→ Work request:
From the first line to the last, reproduce the records exactly as they appear below.

→ Given information:
#####

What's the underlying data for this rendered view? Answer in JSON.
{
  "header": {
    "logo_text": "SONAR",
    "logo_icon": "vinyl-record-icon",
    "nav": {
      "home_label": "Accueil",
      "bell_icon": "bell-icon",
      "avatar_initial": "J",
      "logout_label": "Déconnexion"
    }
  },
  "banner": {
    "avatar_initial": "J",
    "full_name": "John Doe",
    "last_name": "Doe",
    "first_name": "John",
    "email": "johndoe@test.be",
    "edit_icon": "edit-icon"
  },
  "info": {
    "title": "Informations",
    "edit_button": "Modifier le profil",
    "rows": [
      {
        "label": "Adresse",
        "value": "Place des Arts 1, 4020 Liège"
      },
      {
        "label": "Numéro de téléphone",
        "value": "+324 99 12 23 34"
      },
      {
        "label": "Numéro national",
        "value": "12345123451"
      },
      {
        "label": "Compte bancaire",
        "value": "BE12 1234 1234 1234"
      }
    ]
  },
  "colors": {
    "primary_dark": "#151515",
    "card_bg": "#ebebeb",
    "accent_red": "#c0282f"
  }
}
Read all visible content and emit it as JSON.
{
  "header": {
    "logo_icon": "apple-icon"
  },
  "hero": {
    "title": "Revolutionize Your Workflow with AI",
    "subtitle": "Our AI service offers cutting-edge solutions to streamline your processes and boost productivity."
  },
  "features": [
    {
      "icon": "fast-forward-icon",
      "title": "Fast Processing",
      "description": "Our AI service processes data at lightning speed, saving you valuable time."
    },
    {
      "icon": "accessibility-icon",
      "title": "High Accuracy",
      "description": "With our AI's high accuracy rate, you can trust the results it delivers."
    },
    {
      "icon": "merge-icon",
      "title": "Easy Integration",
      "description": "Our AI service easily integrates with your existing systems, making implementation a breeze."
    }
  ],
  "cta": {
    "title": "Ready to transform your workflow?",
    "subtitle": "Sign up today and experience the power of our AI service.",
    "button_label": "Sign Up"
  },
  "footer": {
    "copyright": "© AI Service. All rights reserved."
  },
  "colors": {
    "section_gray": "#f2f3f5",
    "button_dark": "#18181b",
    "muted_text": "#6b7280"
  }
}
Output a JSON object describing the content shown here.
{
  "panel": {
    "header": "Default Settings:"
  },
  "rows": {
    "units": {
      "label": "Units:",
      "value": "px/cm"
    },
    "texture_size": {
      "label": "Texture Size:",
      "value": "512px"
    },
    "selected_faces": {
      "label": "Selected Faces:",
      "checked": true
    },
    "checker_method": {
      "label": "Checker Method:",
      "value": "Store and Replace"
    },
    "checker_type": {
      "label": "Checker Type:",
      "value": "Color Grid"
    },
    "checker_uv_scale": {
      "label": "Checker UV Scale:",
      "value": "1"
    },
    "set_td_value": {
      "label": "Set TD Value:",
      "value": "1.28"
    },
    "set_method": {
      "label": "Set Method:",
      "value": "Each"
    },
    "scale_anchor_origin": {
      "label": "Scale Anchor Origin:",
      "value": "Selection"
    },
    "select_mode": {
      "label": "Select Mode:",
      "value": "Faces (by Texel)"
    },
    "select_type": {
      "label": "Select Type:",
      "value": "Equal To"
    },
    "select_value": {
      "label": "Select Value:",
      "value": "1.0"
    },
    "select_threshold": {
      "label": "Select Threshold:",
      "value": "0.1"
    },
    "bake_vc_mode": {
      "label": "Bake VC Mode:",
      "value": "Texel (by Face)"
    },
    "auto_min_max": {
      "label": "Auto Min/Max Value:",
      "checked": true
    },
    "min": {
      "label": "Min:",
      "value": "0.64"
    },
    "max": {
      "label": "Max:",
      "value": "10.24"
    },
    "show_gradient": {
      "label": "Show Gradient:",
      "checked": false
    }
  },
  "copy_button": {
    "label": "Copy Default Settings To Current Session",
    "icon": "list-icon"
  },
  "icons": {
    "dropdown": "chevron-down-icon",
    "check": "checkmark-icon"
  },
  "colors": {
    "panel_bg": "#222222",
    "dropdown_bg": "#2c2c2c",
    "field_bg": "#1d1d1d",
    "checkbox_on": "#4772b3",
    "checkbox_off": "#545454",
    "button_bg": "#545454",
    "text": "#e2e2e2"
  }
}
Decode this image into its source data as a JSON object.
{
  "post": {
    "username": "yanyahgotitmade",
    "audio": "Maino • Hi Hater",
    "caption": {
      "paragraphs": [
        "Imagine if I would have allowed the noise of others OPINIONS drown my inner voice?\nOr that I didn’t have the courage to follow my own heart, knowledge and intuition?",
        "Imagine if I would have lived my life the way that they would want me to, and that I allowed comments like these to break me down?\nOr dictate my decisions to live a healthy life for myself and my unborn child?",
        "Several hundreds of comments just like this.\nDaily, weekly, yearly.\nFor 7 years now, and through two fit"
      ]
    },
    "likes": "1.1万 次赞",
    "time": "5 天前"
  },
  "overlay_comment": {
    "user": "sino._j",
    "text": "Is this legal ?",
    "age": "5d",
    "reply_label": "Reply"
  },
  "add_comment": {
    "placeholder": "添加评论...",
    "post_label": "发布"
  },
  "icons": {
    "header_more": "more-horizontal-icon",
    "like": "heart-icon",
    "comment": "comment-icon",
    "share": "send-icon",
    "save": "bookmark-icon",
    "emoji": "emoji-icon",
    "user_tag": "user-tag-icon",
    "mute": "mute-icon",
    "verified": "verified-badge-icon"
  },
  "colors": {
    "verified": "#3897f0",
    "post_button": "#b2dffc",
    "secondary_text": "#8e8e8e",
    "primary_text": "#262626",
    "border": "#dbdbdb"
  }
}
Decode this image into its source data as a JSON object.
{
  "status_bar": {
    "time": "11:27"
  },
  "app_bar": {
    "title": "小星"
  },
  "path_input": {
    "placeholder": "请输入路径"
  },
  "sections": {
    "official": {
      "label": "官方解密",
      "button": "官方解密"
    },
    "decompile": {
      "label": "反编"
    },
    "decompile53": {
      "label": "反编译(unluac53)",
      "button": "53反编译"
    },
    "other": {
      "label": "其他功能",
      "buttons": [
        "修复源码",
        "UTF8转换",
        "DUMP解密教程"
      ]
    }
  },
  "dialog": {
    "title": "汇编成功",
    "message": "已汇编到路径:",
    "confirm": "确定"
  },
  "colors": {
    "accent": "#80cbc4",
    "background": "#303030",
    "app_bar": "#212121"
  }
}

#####

→ Your response:
What's the underlying data for this rendered view? Answer in JSON.
{
  "header": {
    "logo_text": "SONAR",
    "logo_icon": "vinyl-record-icon",
    "nav": {
      "home_label": "Accueil",
      "bell_icon": "bell-icon",
      "avatar_initial": "J",
      "logout_label": "Déconnexion"
    }
  },
  "banner": {
    "avatar_initial": "J",
    "full_name": "John Doe",
    "last_name": "Doe",
    "first_name": "John",
    "email": "johndoe@test.be",
    "edit_icon": "edit-icon"
  },
  "info": {
    "title": "Informations",
    "edit_button": "Modifier le profil",
    "rows": [
      {
        "label": "Adresse",
        "value": "Place des Arts 1, 4020 Liège"
      },
      {
        "label": "Numéro de téléphone",
        "value": "+324 99 12 23 34"
      },
      {
        "label": "Numéro national",
        "value": "12345123451"
      },
      {
        "label": "Compte bancaire",
        "value": "BE12 1234 1234 1234"
      }
    ]
  },
  "colors": {
    "primary_dark": "#151515",
    "card_bg": "#ebebeb",
    "accent_red": "#c0282f"
  }
}
Read all visible content and emit it as JSON.
{
  "header": {
    "logo_icon": "apple-icon"
  },
  "hero": {
    "title": "Revolutionize Your Workflow with AI",
    "subtitle": "Our AI service offers cutting-edge solutions to streamline your processes and boost productivity."
  },
  "features": [
    {
      "icon": "fast-forward-icon",
      "title": "Fast Processing",
      "description": "Our AI service processes data at lightning speed, saving you valuable time."
    },
    {
      "icon": "accessibility-icon",
      "title": "High Accuracy",
      "description": "With our AI's high accuracy rate, you can trust the results it delivers."
    },
    {
      "icon": "merge-icon",
      "title": "Easy Integration",
      "description": "Our AI service easily integrates with your existing systems, making implementation a breeze."
    }
  ],
  "cta": {
    "title": "Ready to transform your workflow?",
    "subtitle": "Sign up today and experience the power of our AI service.",
    "button_label": "Sign Up"
  },
  "footer": {
    "copyright": "© AI Service. All rights reserved."
  },
  "colors": {
    "section_gray": "#f2f3f5",
    "button_dark": "#18181b",
    "muted_text": "#6b7280"
  }
}
Output a JSON object describing the content shown here.
{
  "panel": {
    "header": "Default Settings:"
  },
  "rows": {
    "units": {
      "label": "Units:",
      "value": "px/cm"
    },
    "texture_size": {
      "label": "Texture Size:",
      "value": "512px"
    },
    "selected_faces": {
      "label": "Selected Faces:",
      "checked": true
    },
    "checker_method": {
      "label": "Checker Method:",
      "value": "Store and Replace"
    },
    "checker_type": {
      "label": "Checker Type:",
      "value": "Color Grid"
    },
    "checker_uv_scale": {
      "label": "Checker UV Scale:",
      "value": "1"
    },
    "set_td_value": {
      "label": "Set TD Value:",
      "value": "1.28"
    },
    "set_method": {
      "label": "Set Method:",
      "value": "Each"
    },
    "scale_anchor_origin": {
      "label": "Scale Anchor Origin:",
      "value": "Selection"
    },
    "select_mode": {
      "label": "Select Mode:",
      "value": "Faces (by Texel)"
    },
    "select_type": {
      "label": "Select Type:",
      "value": "Equal To"
    },
    "select_value": {
      "label": "Select Value:",
      "value": "1.0"
    },
    "select_threshold": {
      "label": "Select Threshold:",
      "value": "0.1"
    },
    "bake_vc_mode": {
      "label": "Bake VC Mode:",
      "value": "Texel (by Face)"
    },
    "auto_min_max": {
      "label": "Auto Min/Max Value:",
      "checked": true
    },
    "min": {
      "label": "Min:",
      "value": "0.64"
    },
    "max": {
      "label": "Max:",
      "value": "10.24"
    },
    "show_gradient": {
      "label": "Show Gradient:",
      "checked": false
    }
  },
  "copy_button": {
    "label": "Copy Default Settings To Current Session",
    "icon": "list-icon"
  },
  "icons": {
    "dropdown": "chevron-down-icon",
    "check": "checkmark-icon"
  },
  "colors": {
    "panel_bg": "#222222",
    "dropdown_bg": "#2c2c2c",
    "field_bg": "#1d1d1d",
    "checkbox_on": "#4772b3",
    "checkbox_off": "#545454",
    "button_bg": "#545454",
    "text": "#e2e2e2"
  }
}
Decode this image into its source data as a JSON object.
{
  "post": {
    "username": "yanyahgotitmade",
    "audio": "Maino • Hi Hater",
    "caption": {
      "paragraphs": [
        "Imagine if I would have allowed the noise of others OPINIONS drown my inner voice?\nOr that I didn’t have the courage to follow my own heart, knowledge and intuition?",
        "Imagine if I would have lived my life the way that they would want me to, and that I allowed comments like these to break me down?\nOr dictate my decisions to live a healthy life for myself and my unborn child?",
        "Several hundreds of comments just like this.\nDaily, weekly, yearly.\nFor 7 years now, and through two fit"
      ]
    },
    "likes": "1.1万 次赞",
    "time": "5 天前"
  },
  "overlay_comment": {
    "user": "sino._j",
    "text": "Is this legal ?",
    "age": "5d",
    "reply_label": "Reply"
  },
  "add_comment": {
    "placeholder": "添加评论...",
    "post_label": "发布"
  },
  "icons": {
    "header_more": "more-horizontal-icon",
    "like": "heart-icon",
    "comment": "comment-icon",
    "share": "send-icon",
    "save": "bookmark-icon",
    "emoji": "emoji-icon",
    "user_tag": "user-tag-icon",
    "mute": "mute-icon",
    "verified": "verified-badge-icon"
  },
  "colors": {
    "verified": "#3897f0",
    "post_button": "#b2dffc",
    "secondary_text": "#8e8e8e",
    "primary_text": "#262626",
    "border": "#dbdbdb"
  }
}
Decode this image into its source data as a JSON object.
{
  "status_bar": {
    "time": "11:27"
  },
  "app_bar": {
    "title": "小星"
  },
  "path_input": {
    "placeholder": "请输入路径"
  },
  "sections": {
    "official": {
      "label": "官方解密",
      "button": "官方解密"
    },
    "decompile": {
      "label": "反编"
    },
    "decompile53": {
      "label": "反编译(unluac53)",
      "button": "53反编译"
    },
    "other": {
      "label": "其他功能",
      "buttons": [
        "修复源码",
        "UTF8转换",
        "DUMP解密教程"
      ]
    }
  },
  "dialog": {
    "title": "汇编成功",
    "message": "已汇编到路径:",
    "confirm": "确定"
  },
  "colors": {
    "accent": "#80cbc4",
    "background": "#303030",
    "app_bar": "#212121"
  }
}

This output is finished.